TASK.
Copy the data exactly. Images are the one exception.

Dataset rows describing interfaces:
==*==

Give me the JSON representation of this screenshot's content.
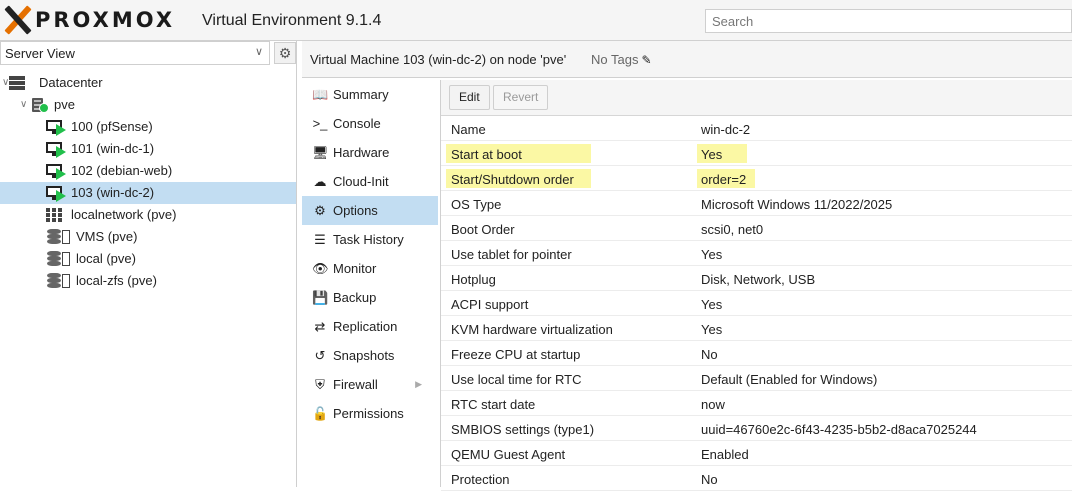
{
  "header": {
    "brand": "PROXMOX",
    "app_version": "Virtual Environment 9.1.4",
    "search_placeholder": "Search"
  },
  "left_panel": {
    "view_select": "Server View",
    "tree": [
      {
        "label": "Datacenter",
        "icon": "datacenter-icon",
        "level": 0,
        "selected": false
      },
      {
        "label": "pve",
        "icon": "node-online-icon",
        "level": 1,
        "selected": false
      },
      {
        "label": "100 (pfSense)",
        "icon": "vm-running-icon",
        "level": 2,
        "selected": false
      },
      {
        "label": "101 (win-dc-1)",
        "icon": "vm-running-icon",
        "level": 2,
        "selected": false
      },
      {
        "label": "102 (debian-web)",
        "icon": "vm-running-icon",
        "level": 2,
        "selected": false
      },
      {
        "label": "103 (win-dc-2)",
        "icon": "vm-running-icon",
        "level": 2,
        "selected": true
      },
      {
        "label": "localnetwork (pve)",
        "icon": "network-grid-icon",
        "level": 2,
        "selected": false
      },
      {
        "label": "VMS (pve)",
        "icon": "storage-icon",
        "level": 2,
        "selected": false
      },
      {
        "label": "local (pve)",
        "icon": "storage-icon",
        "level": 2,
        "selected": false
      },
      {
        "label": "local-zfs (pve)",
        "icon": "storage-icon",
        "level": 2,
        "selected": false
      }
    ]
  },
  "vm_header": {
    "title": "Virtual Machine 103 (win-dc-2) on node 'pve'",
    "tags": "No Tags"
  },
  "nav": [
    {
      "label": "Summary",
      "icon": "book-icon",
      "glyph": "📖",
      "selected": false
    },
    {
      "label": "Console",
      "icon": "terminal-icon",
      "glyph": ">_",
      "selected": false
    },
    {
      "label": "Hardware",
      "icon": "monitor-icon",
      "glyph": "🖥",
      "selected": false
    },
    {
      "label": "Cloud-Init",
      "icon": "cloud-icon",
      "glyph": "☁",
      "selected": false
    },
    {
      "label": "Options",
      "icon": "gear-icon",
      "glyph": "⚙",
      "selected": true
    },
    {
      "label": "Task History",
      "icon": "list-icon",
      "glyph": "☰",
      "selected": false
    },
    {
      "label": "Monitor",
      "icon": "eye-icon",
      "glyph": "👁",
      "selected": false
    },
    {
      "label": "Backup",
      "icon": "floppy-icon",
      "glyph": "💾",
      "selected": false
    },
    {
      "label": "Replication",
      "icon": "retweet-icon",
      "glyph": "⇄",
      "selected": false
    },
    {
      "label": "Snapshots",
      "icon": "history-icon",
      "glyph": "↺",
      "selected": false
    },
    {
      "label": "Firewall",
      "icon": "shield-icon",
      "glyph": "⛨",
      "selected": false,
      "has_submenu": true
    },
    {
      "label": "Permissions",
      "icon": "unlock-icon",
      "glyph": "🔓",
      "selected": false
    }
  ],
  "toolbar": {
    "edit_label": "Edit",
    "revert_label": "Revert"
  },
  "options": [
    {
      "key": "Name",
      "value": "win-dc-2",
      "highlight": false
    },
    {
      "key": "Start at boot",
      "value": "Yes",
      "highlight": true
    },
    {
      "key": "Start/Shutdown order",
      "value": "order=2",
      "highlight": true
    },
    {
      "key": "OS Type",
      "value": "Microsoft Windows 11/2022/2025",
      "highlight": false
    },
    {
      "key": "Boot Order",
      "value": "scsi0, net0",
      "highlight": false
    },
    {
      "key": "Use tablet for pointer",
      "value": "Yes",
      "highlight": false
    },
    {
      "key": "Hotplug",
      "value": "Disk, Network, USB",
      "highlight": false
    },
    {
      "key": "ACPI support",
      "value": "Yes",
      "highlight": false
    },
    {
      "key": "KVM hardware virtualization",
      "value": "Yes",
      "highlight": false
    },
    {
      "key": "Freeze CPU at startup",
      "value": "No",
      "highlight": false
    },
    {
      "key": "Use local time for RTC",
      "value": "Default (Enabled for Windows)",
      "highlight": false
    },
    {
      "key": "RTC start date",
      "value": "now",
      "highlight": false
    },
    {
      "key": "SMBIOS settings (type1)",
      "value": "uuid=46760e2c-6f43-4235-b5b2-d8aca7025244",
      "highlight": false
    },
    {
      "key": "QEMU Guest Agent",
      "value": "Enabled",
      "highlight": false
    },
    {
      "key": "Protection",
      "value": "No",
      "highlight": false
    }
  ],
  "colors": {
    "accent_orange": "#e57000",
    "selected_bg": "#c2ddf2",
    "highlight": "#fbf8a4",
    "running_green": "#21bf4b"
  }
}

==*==

SOLUTION.
Give me the JSON representation of this screenshot's content.
{
  "header": {
    "brand": "PROXMOX",
    "app_version": "Virtual Environment 9.1.4",
    "search_placeholder": "Search"
  },
  "left_panel": {
    "view_select": "Server View",
    "tree": [
      {
        "label": "Datacenter",
        "icon": "datacenter-icon",
        "level": 0,
        "selected": false
      },
      {
        "label": "pve",
        "icon": "node-online-icon",
        "level": 1,
        "selected": false
      },
      {
        "label": "100 (pfSense)",
        "icon": "vm-running-icon",
        "level": 2,
        "selected": false
      },
      {
        "label": "101 (win-dc-1)",
        "icon": "vm-running-icon",
        "level": 2,
        "selected": false
      },
      {
        "label": "102 (debian-web)",
        "icon": "vm-running-icon",
        "level": 2,
        "selected": false
      },
      {
        "label": "103 (win-dc-2)",
        "icon": "vm-running-icon",
        "level": 2,
        "selected": true
      },
      {
        "label": "localnetwork (pve)",
        "icon": "network-grid-icon",
        "level": 2,
        "selected": false
      },
      {
        "label": "VMS (pve)",
        "icon": "storage-icon",
        "level": 2,
        "selected": false
      },
      {
        "label": "local (pve)",
        "icon": "storage-icon",
        "level": 2,
        "selected": false
      },
      {
        "label": "local-zfs (pve)",
        "icon": "storage-icon",
        "level": 2,
        "selected": false
      }
    ]
  },
  "vm_header": {
    "title": "Virtual Machine 103 (win-dc-2) on node 'pve'",
    "tags": "No Tags"
  },
  "nav": [
    {
      "label": "Summary",
      "icon": "book-icon",
      "glyph": "📖",
      "selected": false
    },
    {
      "label": "Console",
      "icon": "terminal-icon",
      "glyph": ">_",
      "selected": false
    },
    {
      "label": "Hardware",
      "icon": "monitor-icon",
      "glyph": "🖥",
      "selected": false
    },
    {
      "label": "Cloud-Init",
      "icon": "cloud-icon",
      "glyph": "☁",
      "selected": false
    },
    {
      "label": "Options",
      "icon": "gear-icon",
      "glyph": "⚙",
      "selected": true
    },
    {
      "label": "Task History",
      "icon": "list-icon",
      "glyph": "☰",
      "selected": false
    },
    {
      "label": "Monitor",
      "icon": "eye-icon",
      "glyph": "👁",
      "selected": false
    },
    {
      "label": "Backup",
      "icon": "floppy-icon",
      "glyph": "💾",
      "selected": false
    },
    {
      "label": "Replication",
      "icon": "retweet-icon",
      "glyph": "⇄",
      "selected": false
    },
    {
      "label": "Snapshots",
      "icon": "history-icon",
      "glyph": "↺",
      "selected": false
    },
    {
      "label": "Firewall",
      "icon": "shield-icon",
      "glyph": "⛨",
      "selected": false,
      "has_submenu": true
    },
    {
      "label": "Permissions",
      "icon": "unlock-icon",
      "glyph": "🔓",
      "selected": false
    }
  ],
  "toolbar": {
    "edit_label": "Edit",
    "revert_label": "Revert"
  },
  "options": [
    {
      "key": "Name",
      "value": "win-dc-2",
      "highlight": false
    },
    {
      "key": "Start at boot",
      "value": "Yes",
      "highlight": true
    },
    {
      "key": "Start/Shutdown order",
      "value": "order=2",
      "highlight": true
    },
    {
      "key": "OS Type",
      "value": "Microsoft Windows 11/2022/2025",
      "highlight": false
    },
    {
      "key": "Boot Order",
      "value": "scsi0, net0",
      "highlight": false
    },
    {
      "key": "Use tablet for pointer",
      "value": "Yes",
      "highlight": false
    },
    {
      "key": "Hotplug",
      "value": "Disk, Network, USB",
      "highlight": false
    },
    {
      "key": "ACPI support",
      "value": "Yes",
      "highlight": false
    },
    {
      "key": "KVM hardware virtualization",
      "value": "Yes",
      "highlight": false
    },
    {
      "key": "Freeze CPU at startup",
      "value": "No",
      "highlight": false
    },
    {
      "key": "Use local time for RTC",
      "value": "Default (Enabled for Windows)",
      "highlight": false
    },
    {
      "key": "RTC start date",
      "value": "now",
      "highlight": false
    },
    {
      "key": "SMBIOS settings (type1)",
      "value": "uuid=46760e2c-6f43-4235-b5b2-d8aca7025244",
      "highlight": false
    },
    {
      "key": "QEMU Guest Agent",
      "value": "Enabled",
      "highlight": false
    },
    {
      "key": "Protection",
      "value": "No",
      "highlight": false
    }
  ],
  "colors": {
    "accent_orange": "#e57000",
    "selected_bg": "#c2ddf2",
    "highlight": "#fbf8a4",
    "running_green": "#21bf4b"
  }
}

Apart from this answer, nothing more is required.